    Lots of fun, this naming lark

    kb

  12. oooh I definitely going to give the yeasty waffles a go! You are such an inspiration Alice..

    I would name the Pink/Light Grey skein Rose Quartz ,
    the Pink/Dark Grey skein Pidgeon Street,
    and the Iris one I’d call Alpine, after all the pretty bright alpine flowers that bloom in my garden!

  13. The waffles look YUM! Have you ever tried waffles with malt powder? I’ve had them at b&b’s and they’re quite the big thing in this region. I might look to try diasctic malt powder, which gives a distinct flavor. Available from King Arthur Flour.

    Also available is a famous product: Carbon’s Malt Waffles powder. Maybe availablle from Williams-Sonoma.
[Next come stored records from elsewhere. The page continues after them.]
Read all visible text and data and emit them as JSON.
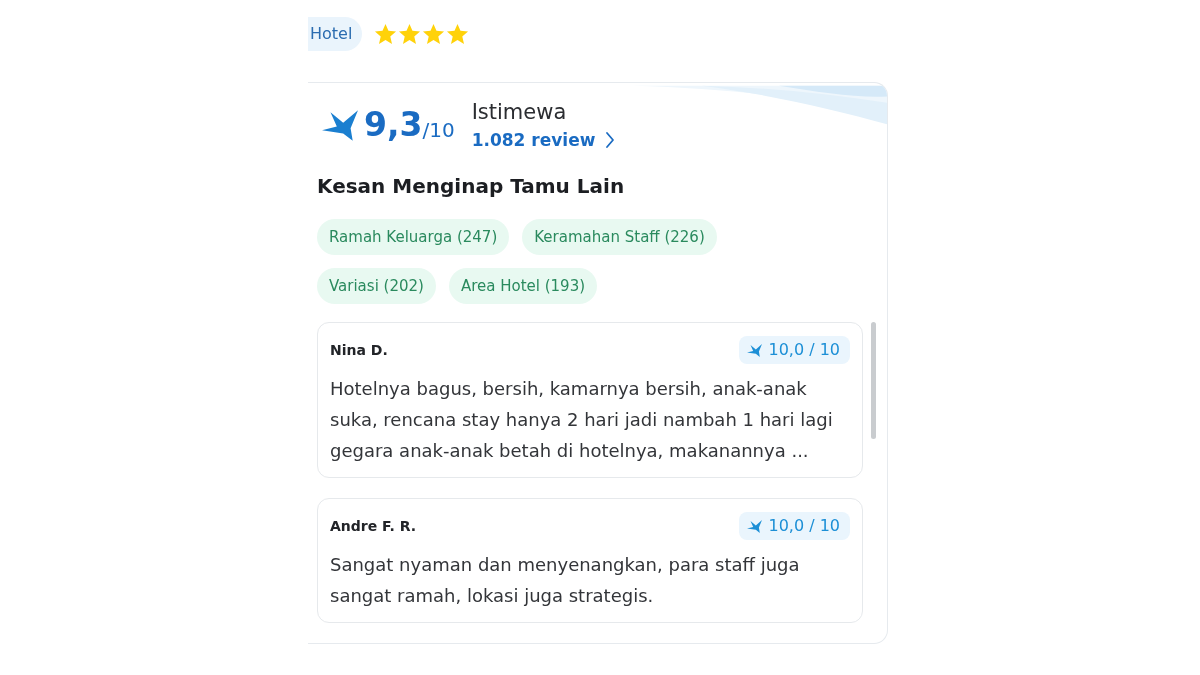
{
  "property": {
    "type_badge": "Hotel",
    "stars": 4
  },
  "rating": {
    "score": "9,3",
    "scale": "/10",
    "label": "Istimewa",
    "review_link": "1.082 review"
  },
  "impressions": {
    "title": "Kesan Menginap Tamu Lain",
    "tags": [
      "Ramah Keluarga (247)",
      "Keramahan Staff (226)",
      "Variasi (202)",
      "Area Hotel (193)"
    ]
  },
  "reviews": [
    {
      "name": "Nina D.",
      "score": "10,0 / 10",
      "text": "Hotelnya bagus, bersih, kamarnya bersih, anak-anak suka, rencana stay hanya 2 hari jadi nambah 1 hari lagi gegara anak-anak betah di hotelnya, makanannya ..."
    },
    {
      "name": "Andre F. R.",
      "score": "10,0 / 10",
      "text": "Sangat nyaman dan menyenangkan, para staff juga sangat ramah, lokasi juga strategis."
    }
  ]
}
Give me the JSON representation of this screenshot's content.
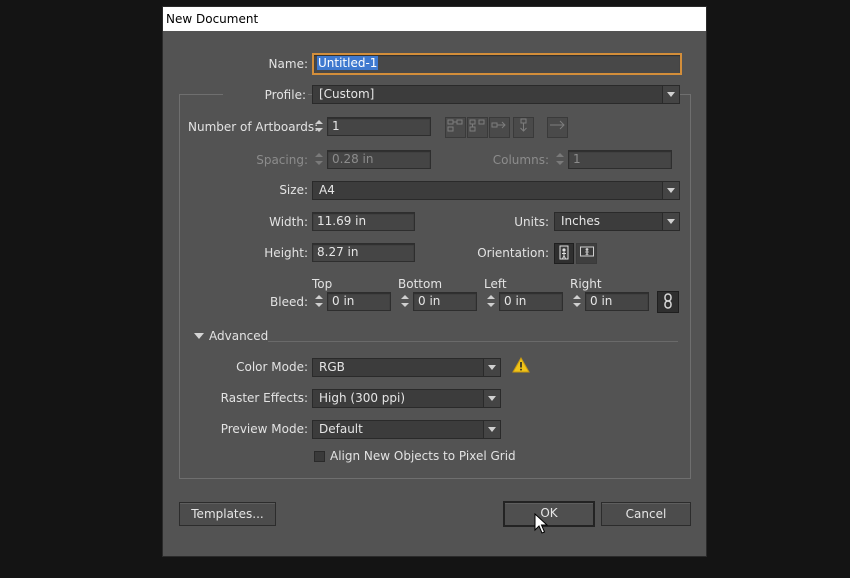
{
  "window": {
    "title": "New Document"
  },
  "name": {
    "label": "Name:",
    "value": "Untitled-1"
  },
  "profile": {
    "label": "Profile:",
    "value": "[Custom]"
  },
  "artboards": {
    "label": "Number of Artboards:",
    "value": "1"
  },
  "spacing": {
    "label": "Spacing:",
    "value": "0.28 in"
  },
  "columns": {
    "label": "Columns:",
    "value": "1"
  },
  "size": {
    "label": "Size:",
    "value": "A4"
  },
  "width": {
    "label": "Width:",
    "value": "11.69 in"
  },
  "units": {
    "label": "Units:",
    "value": "Inches"
  },
  "height": {
    "label": "Height:",
    "value": "8.27 in"
  },
  "orientation": {
    "label": "Orientation:",
    "selected": "portrait"
  },
  "bleed": {
    "label": "Bleed:",
    "top": {
      "label": "Top",
      "value": "0 in"
    },
    "bottom": {
      "label": "Bottom",
      "value": "0 in"
    },
    "left": {
      "label": "Left",
      "value": "0 in"
    },
    "right": {
      "label": "Right",
      "value": "0 in"
    }
  },
  "advanced": {
    "label": "Advanced",
    "expanded": true
  },
  "color_mode": {
    "label": "Color Mode:",
    "value": "RGB",
    "warning_icon": "warning-triangle-icon"
  },
  "raster_effects": {
    "label": "Raster Effects:",
    "value": "High (300 ppi)"
  },
  "preview_mode": {
    "label": "Preview Mode:",
    "value": "Default"
  },
  "align_pixel_grid": {
    "label": "Align New Objects to Pixel Grid",
    "checked": false
  },
  "buttons": {
    "templates": "Templates...",
    "ok": "OK",
    "cancel": "Cancel"
  },
  "colors": {
    "dialog_bg": "#535353",
    "field_bg": "#454545",
    "focus_border": "#d38e3a",
    "selection": "#3f79cf",
    "warning": "#f0c419"
  }
}
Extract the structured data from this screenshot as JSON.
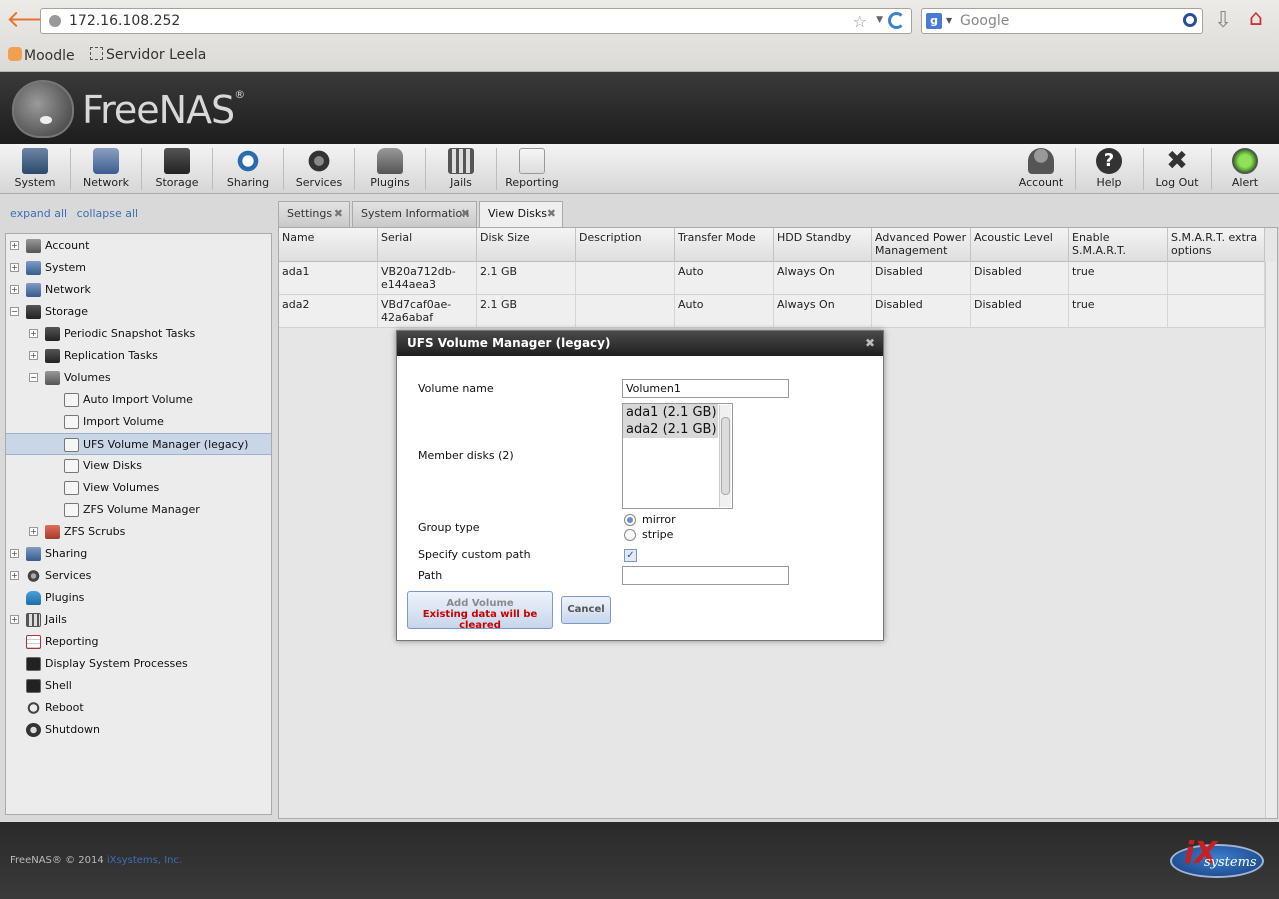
{
  "browser": {
    "url": "172.16.108.252",
    "search_placeholder": "Google",
    "bookmarks": [
      "Moodle",
      "Servidor Leela"
    ]
  },
  "brand": {
    "name": "FreeNAS",
    "reg": "®"
  },
  "toolbar": {
    "left": [
      {
        "label": "System",
        "icon": "system-icon"
      },
      {
        "label": "Network",
        "icon": "network-icon"
      },
      {
        "label": "Storage",
        "icon": "storage-icon"
      },
      {
        "label": "Sharing",
        "icon": "sharing-icon"
      },
      {
        "label": "Services",
        "icon": "services-icon"
      },
      {
        "label": "Plugins",
        "icon": "plugins-icon"
      },
      {
        "label": "Jails",
        "icon": "jails-icon"
      },
      {
        "label": "Reporting",
        "icon": "reporting-icon"
      }
    ],
    "right": [
      {
        "label": "Account",
        "icon": "account-icon"
      },
      {
        "label": "Help",
        "icon": "help-icon"
      },
      {
        "label": "Log Out",
        "icon": "logout-icon"
      },
      {
        "label": "Alert",
        "icon": "alert-icon"
      }
    ]
  },
  "sidebar": {
    "expand_all": "expand all",
    "collapse_all": "collapse all",
    "items": {
      "account": "Account",
      "system": "System",
      "network": "Network",
      "storage": "Storage",
      "periodic_snapshot": "Periodic Snapshot Tasks",
      "replication": "Replication Tasks",
      "volumes": "Volumes",
      "auto_import": "Auto Import Volume",
      "import_volume": "Import Volume",
      "ufs_manager": "UFS Volume Manager (legacy)",
      "view_disks": "View Disks",
      "view_volumes": "View Volumes",
      "zfs_manager": "ZFS Volume Manager",
      "zfs_scrubs": "ZFS Scrubs",
      "sharing": "Sharing",
      "services": "Services",
      "plugins": "Plugins",
      "jails": "Jails",
      "reporting": "Reporting",
      "processes": "Display System Processes",
      "shell": "Shell",
      "reboot": "Reboot",
      "shutdown": "Shutdown"
    }
  },
  "tabs": {
    "settings": "Settings",
    "system_info": "System Information",
    "view_disks": "View Disks",
    "close_glyph": "✖"
  },
  "grid": {
    "columns": [
      "Name",
      "Serial",
      "Disk Size",
      "Description",
      "Transfer Mode",
      "HDD Standby",
      "Advanced Power Management",
      "Acoustic Level",
      "Enable S.M.A.R.T.",
      "S.M.A.R.T. extra options"
    ],
    "rows": [
      [
        "ada1",
        "VB20a712db-e144aea3",
        "2.1 GB",
        "",
        "Auto",
        "Always On",
        "Disabled",
        "Disabled",
        "true",
        ""
      ],
      [
        "ada2",
        "VBd7caf0ae-42a6abaf",
        "2.1 GB",
        "",
        "Auto",
        "Always On",
        "Disabled",
        "Disabled",
        "true",
        ""
      ]
    ]
  },
  "dialog": {
    "title": "UFS Volume Manager (legacy)",
    "close_glyph": "✖",
    "volume_name_label": "Volume name",
    "volume_name_value": "Volumen1",
    "member_disks_label": "Member disks (2)",
    "member_disks": [
      "ada1 (2.1 GB)",
      "ada2 (2.1 GB)"
    ],
    "group_type_label": "Group type",
    "group_types": [
      "mirror",
      "stripe"
    ],
    "group_type_selected": "mirror",
    "custom_path_label": "Specify custom path",
    "custom_path_checked": true,
    "path_label": "Path",
    "path_value": "",
    "add_button": "Add Volume",
    "add_warning": "Existing data will be cleared",
    "cancel_button": "Cancel"
  },
  "footer": {
    "copyright": "FreeNAS® © 2014 ",
    "company": "iXsystems, Inc.",
    "partner_logo_text": "systems"
  }
}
Yum.

  14. It feels strange commenting but I’ve been following your blog for mentions of Knit Nation, and this post got me thinking about the colours.

    Thought I’d chip in with a name as the dark grey/pink skein twanged a memory deep in my brain somewhere when I saw it…bullfinch. The colours are lovely.

    And why not call the iris one what you called it in the blog post – ‘like an iris’, got a certain ring to it!

  15. Pingback: Lucky Sunday Winners

Leave a Reply

Fill in your details below or click an icon to log in:

WordPress.com Logo

You are commenting using your WordPress.com account. Log Out / Change )

Twitter picture

You are commenting using your Twitter account. Log Out / Change )

Facebook photo

You are commenting using your Facebook account. Log Out / Change )

Google+ photo

You are commenting using your Google+ account. Log Out / Change )

Connecting to %s